• **Task goal**
Exact copy required. Repeat the records, but keep the pictures out.

• **Stored items**
· · · ·
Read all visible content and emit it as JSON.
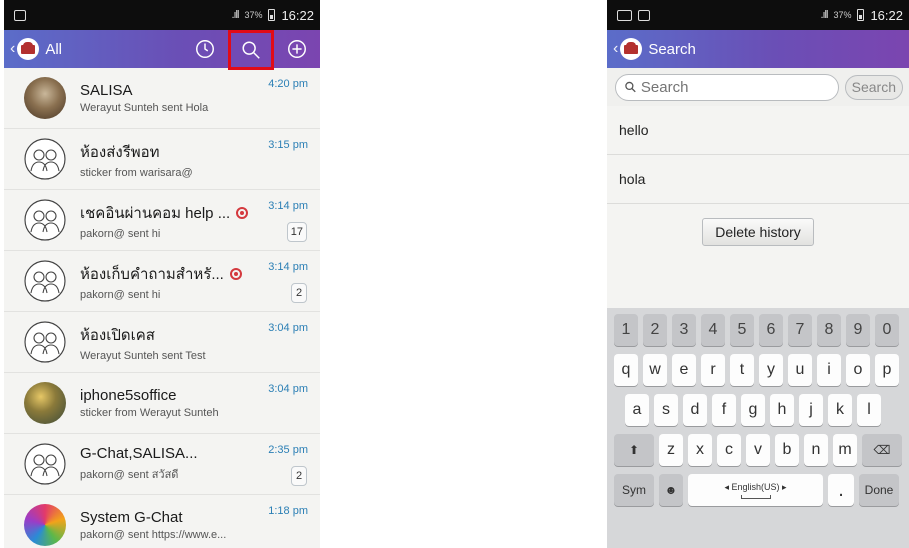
{
  "left_screen": {
    "status": {
      "signal": ".ıll",
      "battery": "37%",
      "time": "16:22"
    },
    "appbar": {
      "title": "All"
    },
    "chats": [
      {
        "name": "SALISA",
        "sub": "Werayut Sunteh sent Hola",
        "time": "4:20 pm",
        "badge": "",
        "avatar": "photo1",
        "pin": false
      },
      {
        "name": "ห้องส่งรีพอท",
        "sub": "sticker from warisara@",
        "time": "3:15 pm",
        "badge": "",
        "avatar": "group",
        "pin": false
      },
      {
        "name": "เชคอินผ่านคอม help ...",
        "sub": "pakorn@ sent hi",
        "time": "3:14 pm",
        "badge": "17",
        "avatar": "group",
        "pin": true
      },
      {
        "name": "ห้องเก็บคำถามสำหรั...",
        "sub": "pakorn@ sent hi",
        "time": "3:14 pm",
        "badge": "2",
        "avatar": "group",
        "pin": true
      },
      {
        "name": "ห้องเปิดเคส",
        "sub": "Werayut Sunteh sent Test",
        "time": "3:04 pm",
        "badge": "",
        "avatar": "group",
        "pin": false
      },
      {
        "name": "iphone5soffice",
        "sub": "sticker from Werayut Sunteh",
        "time": "3:04 pm",
        "badge": "",
        "avatar": "photo2",
        "pin": false
      },
      {
        "name": "G-Chat,SALISA...",
        "sub": "pakorn@ sent สวัสดี",
        "time": "2:35 pm",
        "badge": "2",
        "avatar": "group",
        "pin": false
      },
      {
        "name": "System G-Chat",
        "sub": "pakorn@ sent https://www.e...",
        "time": "1:18 pm",
        "badge": "",
        "avatar": "photo3",
        "pin": false
      }
    ]
  },
  "right_screen": {
    "status": {
      "signal": ".ıll",
      "battery": "37%",
      "time": "16:22"
    },
    "appbar": {
      "title": "Search"
    },
    "search": {
      "placeholder": "Search",
      "button": "Search"
    },
    "history": [
      "hello",
      "hola"
    ],
    "delete_button": "Delete history",
    "keyboard": {
      "row_numbers": [
        "1",
        "2",
        "3",
        "4",
        "5",
        "6",
        "7",
        "8",
        "9",
        "0"
      ],
      "row1": [
        "q",
        "w",
        "e",
        "r",
        "t",
        "y",
        "u",
        "i",
        "o",
        "p"
      ],
      "row2": [
        "a",
        "s",
        "d",
        "f",
        "g",
        "h",
        "j",
        "k",
        "l"
      ],
      "row3": [
        "z",
        "x",
        "c",
        "v",
        "b",
        "n",
        "m"
      ],
      "sym": "Sym",
      "language": "◂ English(US) ▸",
      "dot": ".",
      "done": "Done"
    }
  },
  "colors": {
    "appbar_start": "#5b6dc9",
    "appbar_end": "#7b45b0",
    "time_blue": "#2b7fb5",
    "highlight_red": "#e10b17"
  }
}
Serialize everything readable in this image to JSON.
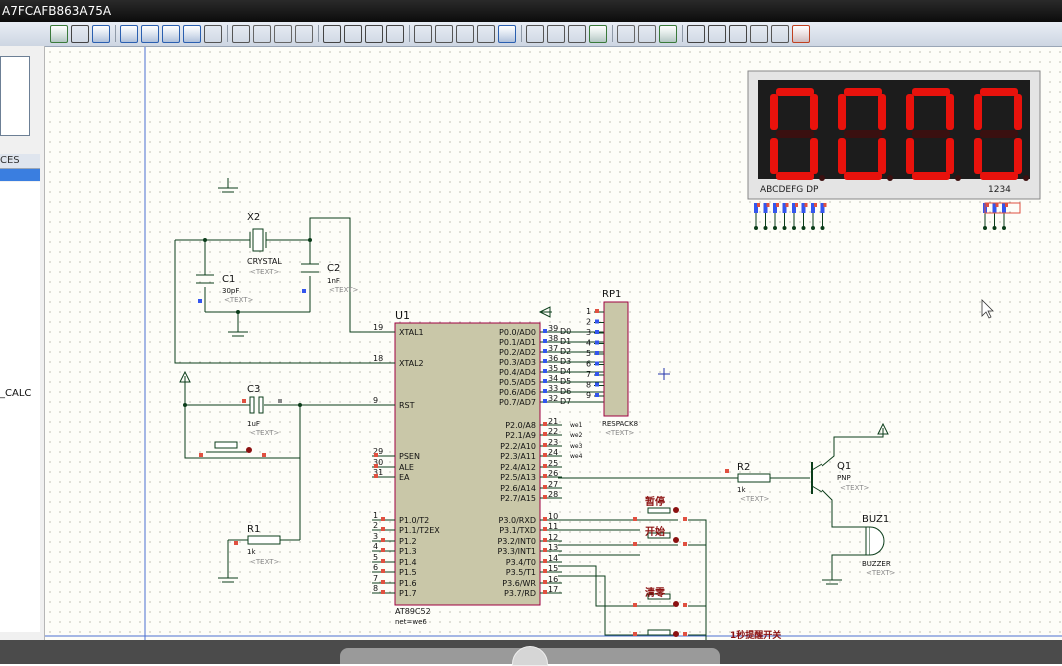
{
  "window": {
    "title": "A7FCAFB863A75A"
  },
  "sidebar": {
    "devices_header": "CES",
    "device_item": "_CALC"
  },
  "display": {
    "digits": [
      "0",
      "0",
      "0",
      "0"
    ],
    "seg_label": "ABCDEFG  DP",
    "digit_label": "1234"
  },
  "components": {
    "u1_ref": "U1",
    "u1_part": "AT89C52",
    "u1_net": "net=we6",
    "x2_ref": "X2",
    "x2_val": "CRYSTAL",
    "c1_ref": "C1",
    "c1_val": "30pF",
    "c2_ref": "C2",
    "c2_val": "1nF",
    "c3_ref": "C3",
    "c3_val": "1uF",
    "r1_ref": "R1",
    "r1_val": "1k",
    "r2_ref": "R2",
    "r2_val": "1k",
    "rp1_ref": "RP1",
    "rp1_val": "RESPACK8",
    "q1_ref": "Q1",
    "q1_val": "PNP",
    "buz1_ref": "BUZ1",
    "buz1_val": "BUZZER",
    "text_tag": "<TEXT>"
  },
  "pins_left": [
    {
      "num": "19",
      "name": "XTAL1"
    },
    {
      "num": "18",
      "name": "XTAL2"
    },
    {
      "num": "9",
      "name": "RST"
    },
    {
      "num": "29",
      "name": "PSEN"
    },
    {
      "num": "30",
      "name": "ALE"
    },
    {
      "num": "31",
      "name": "EA"
    },
    {
      "num": "1",
      "name": "P1.0/T2"
    },
    {
      "num": "2",
      "name": "P1.1/T2EX"
    },
    {
      "num": "3",
      "name": "P1.2"
    },
    {
      "num": "4",
      "name": "P1.3"
    },
    {
      "num": "5",
      "name": "P1.4"
    },
    {
      "num": "6",
      "name": "P1.5"
    },
    {
      "num": "7",
      "name": "P1.6"
    },
    {
      "num": "8",
      "name": "P1.7"
    }
  ],
  "pins_right": [
    {
      "num": "39",
      "name": "P0.0/AD0",
      "net": "D0"
    },
    {
      "num": "38",
      "name": "P0.1/AD1",
      "net": "D1"
    },
    {
      "num": "37",
      "name": "P0.2/AD2",
      "net": "D2"
    },
    {
      "num": "36",
      "name": "P0.3/AD3",
      "net": "D3"
    },
    {
      "num": "35",
      "name": "P0.4/AD4",
      "net": "D4"
    },
    {
      "num": "34",
      "name": "P0.5/AD5",
      "net": "D5"
    },
    {
      "num": "33",
      "name": "P0.6/AD6",
      "net": "D6"
    },
    {
      "num": "32",
      "name": "P0.7/AD7",
      "net": "D7"
    },
    {
      "num": "21",
      "name": "P2.0/A8",
      "net": "we1"
    },
    {
      "num": "22",
      "name": "P2.1/A9",
      "net": "we2"
    },
    {
      "num": "23",
      "name": "P2.2/A10",
      "net": "we3"
    },
    {
      "num": "24",
      "name": "P2.3/A11",
      "net": "we4"
    },
    {
      "num": "25",
      "name": "P2.4/A12",
      "net": ""
    },
    {
      "num": "26",
      "name": "P2.5/A13",
      "net": ""
    },
    {
      "num": "27",
      "name": "P2.6/A14",
      "net": ""
    },
    {
      "num": "28",
      "name": "P2.7/A15",
      "net": ""
    },
    {
      "num": "10",
      "name": "P3.0/RXD",
      "net": ""
    },
    {
      "num": "11",
      "name": "P3.1/TXD",
      "net": ""
    },
    {
      "num": "12",
      "name": "P3.2/INT0",
      "net": ""
    },
    {
      "num": "13",
      "name": "P3.3/INT1",
      "net": ""
    },
    {
      "num": "14",
      "name": "P3.4/T0",
      "net": ""
    },
    {
      "num": "15",
      "name": "P3.5/T1",
      "net": ""
    },
    {
      "num": "16",
      "name": "P3.6/WR",
      "net": ""
    },
    {
      "num": "17",
      "name": "P3.7/RD",
      "net": ""
    }
  ],
  "rp1_pins": [
    "1",
    "2",
    "3",
    "4",
    "5",
    "6",
    "7",
    "8",
    "9"
  ],
  "buttons": {
    "pause": "暂停",
    "start": "开始",
    "clear": "清零",
    "alarm": "1秒提醒开关"
  },
  "colors": {
    "chip_fill": "#c9c7a8",
    "chip_border": "#a00040",
    "wire": "#0b3d1a",
    "segment_on": "#e8120c",
    "display_bg": "#1a1a1a"
  }
}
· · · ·
• **Your response**
Read all visible content and emit it as JSON.
{
  "left_screen": {
    "status": {
      "signal": ".ıll",
      "battery": "37%",
      "time": "16:22"
    },
    "appbar": {
      "title": "All"
    },
    "chats": [
      {
        "name": "SALISA",
        "sub": "Werayut Sunteh sent Hola",
        "time": "4:20 pm",
        "badge": "",
        "avatar": "photo1",
        "pin": false
      },
      {
        "name": "ห้องส่งรีพอท",
        "sub": "sticker from warisara@",
        "time": "3:15 pm",
        "badge": "",
        "avatar": "group",
        "pin": false
      },
      {
        "name": "เชคอินผ่านคอม help ...",
        "sub": "pakorn@ sent hi",
        "time": "3:14 pm",
        "badge": "17",
        "avatar": "group",
        "pin": true
      },
      {
        "name": "ห้องเก็บคำถามสำหรั...",
        "sub": "pakorn@ sent hi",
        "time": "3:14 pm",
        "badge": "2",
        "avatar": "group",
        "pin": true
      },
      {
        "name": "ห้องเปิดเคส",
        "sub": "Werayut Sunteh sent Test",
        "time": "3:04 pm",
        "badge": "",
        "avatar": "group",
        "pin": false
      },
      {
        "name": "iphone5soffice",
        "sub": "sticker from Werayut Sunteh",
        "time": "3:04 pm",
        "badge": "",
        "avatar": "photo2",
        "pin": false
      },
      {
        "name": "G-Chat,SALISA...",
        "sub": "pakorn@ sent สวัสดี",
        "time": "2:35 pm",
        "badge": "2",
        "avatar": "group",
        "pin": false
      },
      {
        "name": "System G-Chat",
        "sub": "pakorn@ sent https://www.e...",
        "time": "1:18 pm",
        "badge": "",
        "avatar": "photo3",
        "pin": false
      }
    ]
  },
  "right_screen": {
    "status": {
      "signal": ".ıll",
      "battery": "37%",
      "time": "16:22"
    },
    "appbar": {
      "title": "Search"
    },
    "search": {
      "placeholder": "Search",
      "button": "Search"
    },
    "history": [
      "hello",
      "hola"
    ],
    "delete_button": "Delete history",
    "keyboard": {
      "row_numbers": [
        "1",
        "2",
        "3",
        "4",
        "5",
        "6",
        "7",
        "8",
        "9",
        "0"
      ],
      "row1": [
        "q",
        "w",
        "e",
        "r",
        "t",
        "y",
        "u",
        "i",
        "o",
        "p"
      ],
      "row2": [
        "a",
        "s",
        "d",
        "f",
        "g",
        "h",
        "j",
        "k",
        "l"
      ],
      "row3": [
        "z",
        "x",
        "c",
        "v",
        "b",
        "n",
        "m"
      ],
      "sym": "Sym",
      "language": "◂ English(US) ▸",
      "dot": ".",
      "done": "Done"
    }
  },
  "colors": {
    "appbar_start": "#5b6dc9",
    "appbar_end": "#7b45b0",
    "time_blue": "#2b7fb5",
    "highlight_red": "#e10b17"
  }
}
Serialize everything readable in this image to JSON.
{
  "window": {
    "title": "A7FCAFB863A75A"
  },
  "sidebar": {
    "devices_header": "CES",
    "device_item": "_CALC"
  },
  "display": {
    "digits": [
      "0",
      "0",
      "0",
      "0"
    ],
    "seg_label": "ABCDEFG  DP",
    "digit_label": "1234"
  },
  "components": {
    "u1_ref": "U1",
    "u1_part": "AT89C52",
    "u1_net": "net=we6",
    "x2_ref": "X2",
    "x2_val": "CRYSTAL",
    "c1_ref": "C1",
    "c1_val": "30pF",
    "c2_ref": "C2",
    "c2_val": "1nF",
    "c3_ref": "C3",
    "c3_val": "1uF",
    "r1_ref": "R1",
    "r1_val": "1k",
    "r2_ref": "R2",
    "r2_val": "1k",
    "rp1_ref": "RP1",
    "rp1_val": "RESPACK8",
    "q1_ref": "Q1",
    "q1_val": "PNP",
    "buz1_ref": "BUZ1",
    "buz1_val": "BUZZER",
    "text_tag": "<TEXT>"
  },
  "pins_left": [
    {
      "num": "19",
      "name": "XTAL1"
    },
    {
      "num": "18",
      "name": "XTAL2"
    },
    {
      "num": "9",
      "name": "RST"
    },
    {
      "num": "29",
      "name": "PSEN"
    },
    {
      "num": "30",
      "name": "ALE"
    },
    {
      "num": "31",
      "name": "EA"
    },
    {
      "num": "1",
      "name": "P1.0/T2"
    },
    {
      "num": "2",
      "name": "P1.1/T2EX"
    },
    {
      "num": "3",
      "name": "P1.2"
    },
    {
      "num": "4",
      "name": "P1.3"
    },
    {
      "num": "5",
      "name": "P1.4"
    },
    {
      "num": "6",
      "name": "P1.5"
    },
    {
      "num": "7",
      "name": "P1.6"
    },
    {
      "num": "8",
      "name": "P1.7"
    }
  ],
  "pins_right": [
    {
      "num": "39",
      "name": "P0.0/AD0",
      "net": "D0"
    },
    {
      "num": "38",
      "name": "P0.1/AD1",
      "net": "D1"
    },
    {
      "num": "37",
      "name": "P0.2/AD2",
      "net": "D2"
    },
    {
      "num": "36",
      "name": "P0.3/AD3",
      "net": "D3"
    },
    {
      "num": "35",
      "name": "P0.4/AD4",
      "net": "D4"
    },
    {
      "num": "34",
      "name": "P0.5/AD5",
      "net": "D5"
    },
    {
      "num": "33",
      "name": "P0.6/AD6",
      "net": "D6"
    },
    {
      "num": "32",
      "name": "P0.7/AD7",
      "net": "D7"
    },
    {
      "num": "21",
      "name": "P2.0/A8",
      "net": "we1"
    },
    {
      "num": "22",
      "name": "P2.1/A9",
      "net": "we2"
    },
    {
      "num": "23",
      "name": "P2.2/A10",
      "net": "we3"
    },
    {
      "num": "24",
      "name": "P2.3/A11",
      "net": "we4"
    },
    {
      "num": "25",
      "name": "P2.4/A12",
      "net": ""
    },
    {
      "num": "26",
      "name": "P2.5/A13",
      "net": ""
    },
    {
      "num": "27",
      "name": "P2.6/A14",
      "net": ""
    },
    {
      "num": "28",
      "name": "P2.7/A15",
      "net": ""
    },
    {
      "num": "10",
      "name": "P3.0/RXD",
      "net": ""
    },
    {
      "num": "11",
      "name": "P3.1/TXD",
      "net": ""
    },
    {
      "num": "12",
      "name": "P3.2/INT0",
      "net": ""
    },
    {
      "num": "13",
      "name": "P3.3/INT1",
      "net": ""
    },
    {
      "num": "14",
      "name": "P3.4/T0",
      "net": ""
    },
    {
      "num": "15",
      "name": "P3.5/T1",
      "net": ""
    },
    {
      "num": "16",
      "name": "P3.6/WR",
      "net": ""
    },
    {
      "num": "17",
      "name": "P3.7/RD",
      "net": ""
    }
  ],
  "rp1_pins": [
    "1",
    "2",
    "3",
    "4",
    "5",
    "6",
    "7",
    "8",
    "9"
  ],
  "buttons": {
    "pause": "暂停",
    "start": "开始",
    "clear": "清零",
    "alarm": "1秒提醒开关"
  },
  "colors": {
    "chip_fill": "#c9c7a8",
    "chip_border": "#a00040",
    "wire": "#0b3d1a",
    "segment_on": "#e8120c",
    "display_bg": "#1a1a1a"
  }
}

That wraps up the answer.